Yesterday, in a similar last-minute attempt, Moscow sent it foreign affairs minister, along with its head of intelligence, to convince Syrian president Bashar Al Assad to stop killing his people and begin reforms.

Russian diplomacy isn't much different from what it was like when it was part of the Soviet Union just as Mr Al Assad is a lot like Saddam Hussein, if not worse.

Mr Primakov later detailed in a book his meeting with the Iraqi dictator in which the latter tried to present himself as a peaceful "dove".

"What might the tyrant of Damascus have had to say to his Russian guests?" wondered the writer. "He certainly assured them that he indeed wants reforms and that he did not order the killing of his people."

Al Assad too must have tried to depict himself as a dove, as opposed to other "vultures" around him that are pushing for the bloody solution to "purge" Syria.

"The Russian mission in Syria would most probably have the same outcome the USSR mission had in Iraq. It will end up being no more than a farewell kiss."

GCC's bold decision a wake up call for Arabs

The Gulf Cooperation Council states' decision on Tuesday to expel Syrian envoys and recall from Damascus any GCC envoys was indeed courageous, said the Qatari daily Asharq in its editorial.

"The decision came to reflect the pointlessness of keeping the envoys of the Syrian regime that has rejected all the Arab efforts to find a solution for the crisis and prevent additional bloodshed."

The GCC reaction was in no way hasty and it didn't come from nothing. It was a final resort as the Gulf states had exhausted their efforts and reached a level of despair and disgust vis-à-vis the escalation of violence and the mass massacre taking place in Syria.

This resolute and brave decision reveals how irritated the GCC member states are with the Syrian regime's immovable position. "It is a loud and clear message to the Arab League, scheduled to convene next week, to take the necessary procedures regarding the murderous escalation that the Syrian regime continues to practice against its own people."
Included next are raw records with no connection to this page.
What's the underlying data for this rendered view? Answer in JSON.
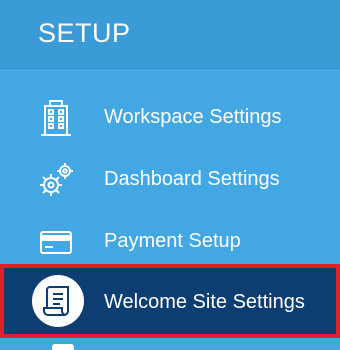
{
  "header": {
    "title": "SETUP"
  },
  "menu": {
    "items": [
      {
        "label": "Workspace Settings",
        "icon": "building-icon"
      },
      {
        "label": "Dashboard Settings",
        "icon": "gears-icon"
      },
      {
        "label": "Payment Setup",
        "icon": "credit-card-icon"
      },
      {
        "label": "Welcome Site Settings",
        "icon": "scroll-icon",
        "active": true
      }
    ]
  },
  "colors": {
    "panel_bg": "#42a7e2",
    "active_bg": "#0d3e72",
    "highlight_border": "#e3202a",
    "text": "#ffffff"
  }
}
The Gulf decision coincides with similar international moves to pressure Al Assad's regime. It certainly forces the rest of the Arab states to come face to face with their ethical and humanitarian responsibility to champion the Syrian people.

* Digest compiled by The Translation Desk